There is a cancer center across the street from the hospital. The doctor who spearheaded the project is in town and gave me and one of the residents a tour. My specialty has not played a part in this whole trip so I was so interested to go see this facility. It sounds like Dr. Degenarro (from Miami) has been spending most of the last 3 years starting this treatment center and getting clinical trials started in Haiti. There aren't as many rules to follow in Haiti as in the US. Weird.
This cancer treatment center focuses on breast and OBGYN cancers but sees and treats whatever walks through the door. When Dr. Degenarro gave us the tour, he jabbered on in French to several patients. We met a woman with breast cancer who needed fluid drained from her lungs. He wanted the resident with me to do it. She was getting a Cisplatin infusion through a peripheral IV. Then we met an older man with lymphoma who had been getting the CHOP regime and now has cardiac problems. As we walked into another part of the building, patients stopped him to ask questions and show him paperwork and he willingly stopped and spent several minutes jabbering on with them. One of the women looked 10 months pregnant but since she was a bit older, I'm guessing she had ascites (fluid on the belly).

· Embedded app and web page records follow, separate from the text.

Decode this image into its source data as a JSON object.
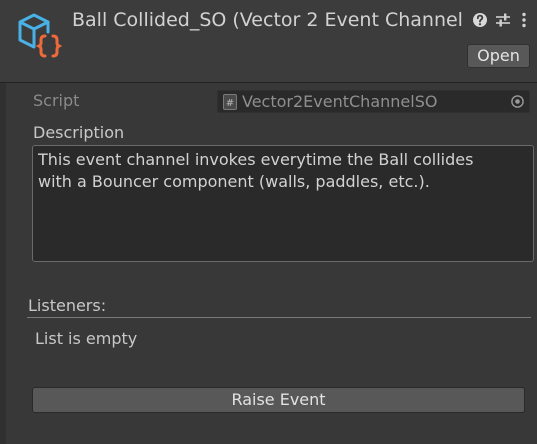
{
  "header": {
    "title": "Ball Collided_SO (Vector 2 Event Channel",
    "icons": [
      "scriptable-object-icon",
      "help-icon",
      "preset-sliders-icon",
      "kebab-menu-icon"
    ],
    "open_label": "Open"
  },
  "inspector": {
    "script": {
      "label": "Script",
      "value": "Vector2EventChannelSO",
      "icon": "csharp-script-icon"
    },
    "description": {
      "label": "Description",
      "text": "This event channel invokes everytime the Ball collides\nwith a Bouncer component (walls, paddles, etc.)."
    },
    "listeners": {
      "label": "Listeners:",
      "empty_text": "List is empty"
    },
    "raise_button": {
      "label": "Raise Event"
    }
  },
  "colors": {
    "background": "#383838",
    "header_background": "#3c3c3c",
    "icon_blue": "#4ab1e6",
    "icon_orange": "#ef6a3a",
    "button": "#585858"
  }
}
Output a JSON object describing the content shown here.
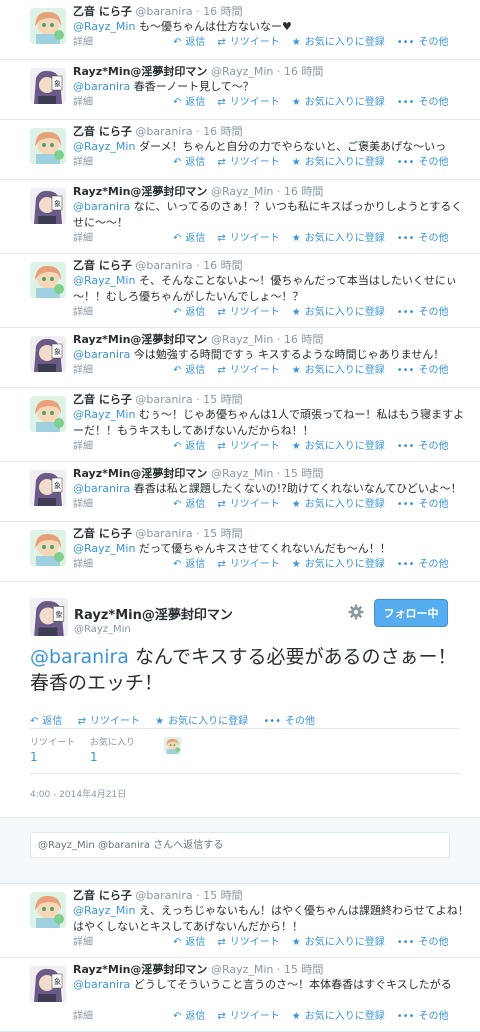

Dr. Degenarro works with an OBGYN oncologist who is Haitian. He explained that mammograms usually show that there is indeed a mass and the next step is to ultrasound and biopsy it. Since they do not have mammography, they skip straight to ultrasound and even showed us the biopsy needle...there is one and they just sterilize it. This Haitian doc does the ultrasounds in this room in the picture above.
Oncology infusion is my normal daytime job so it's fascinating to see how one does it in another country! I know my infusion nurse friends will appreciate this!
Today was my last work day in Haiti! I know more stories and experiences will eek themselves out of me in time. Thanks for tuning in!